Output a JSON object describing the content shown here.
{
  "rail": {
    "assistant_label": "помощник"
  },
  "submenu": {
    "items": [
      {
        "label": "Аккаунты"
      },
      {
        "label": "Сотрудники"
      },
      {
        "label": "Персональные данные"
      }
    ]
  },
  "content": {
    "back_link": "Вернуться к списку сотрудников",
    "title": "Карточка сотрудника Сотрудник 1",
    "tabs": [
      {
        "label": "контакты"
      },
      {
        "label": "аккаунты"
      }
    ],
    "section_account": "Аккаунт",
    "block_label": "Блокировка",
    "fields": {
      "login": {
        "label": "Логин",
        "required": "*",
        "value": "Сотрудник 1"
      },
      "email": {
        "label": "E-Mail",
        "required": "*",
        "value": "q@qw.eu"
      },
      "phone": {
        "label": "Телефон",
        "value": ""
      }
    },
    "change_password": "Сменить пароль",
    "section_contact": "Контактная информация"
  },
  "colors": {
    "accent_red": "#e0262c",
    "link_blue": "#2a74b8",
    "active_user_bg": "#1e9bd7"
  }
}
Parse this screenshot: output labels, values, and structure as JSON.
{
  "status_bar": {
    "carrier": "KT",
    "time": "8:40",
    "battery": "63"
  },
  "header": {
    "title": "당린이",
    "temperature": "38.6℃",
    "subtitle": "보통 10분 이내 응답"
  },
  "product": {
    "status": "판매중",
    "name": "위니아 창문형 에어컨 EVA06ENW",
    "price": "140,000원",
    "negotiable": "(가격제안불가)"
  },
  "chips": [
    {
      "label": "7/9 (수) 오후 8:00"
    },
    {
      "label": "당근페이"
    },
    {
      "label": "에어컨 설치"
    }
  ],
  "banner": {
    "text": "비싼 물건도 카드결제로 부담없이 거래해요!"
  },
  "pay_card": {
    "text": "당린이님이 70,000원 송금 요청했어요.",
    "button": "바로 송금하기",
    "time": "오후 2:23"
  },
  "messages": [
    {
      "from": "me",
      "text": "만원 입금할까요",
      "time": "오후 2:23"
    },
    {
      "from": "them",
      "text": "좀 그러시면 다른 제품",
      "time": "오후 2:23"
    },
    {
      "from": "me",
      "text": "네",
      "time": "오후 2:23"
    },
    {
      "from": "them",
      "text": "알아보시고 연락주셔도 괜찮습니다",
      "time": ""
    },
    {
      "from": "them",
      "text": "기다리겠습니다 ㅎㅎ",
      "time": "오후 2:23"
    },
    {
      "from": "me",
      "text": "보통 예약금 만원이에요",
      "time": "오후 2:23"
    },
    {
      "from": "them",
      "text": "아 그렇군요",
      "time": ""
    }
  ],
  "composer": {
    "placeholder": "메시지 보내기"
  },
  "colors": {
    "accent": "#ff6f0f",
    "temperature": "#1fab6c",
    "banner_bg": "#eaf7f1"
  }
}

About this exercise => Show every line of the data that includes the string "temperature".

Exercise answer =>
    "temperature": "38.6℃",
    "temperature": "#1fab6c",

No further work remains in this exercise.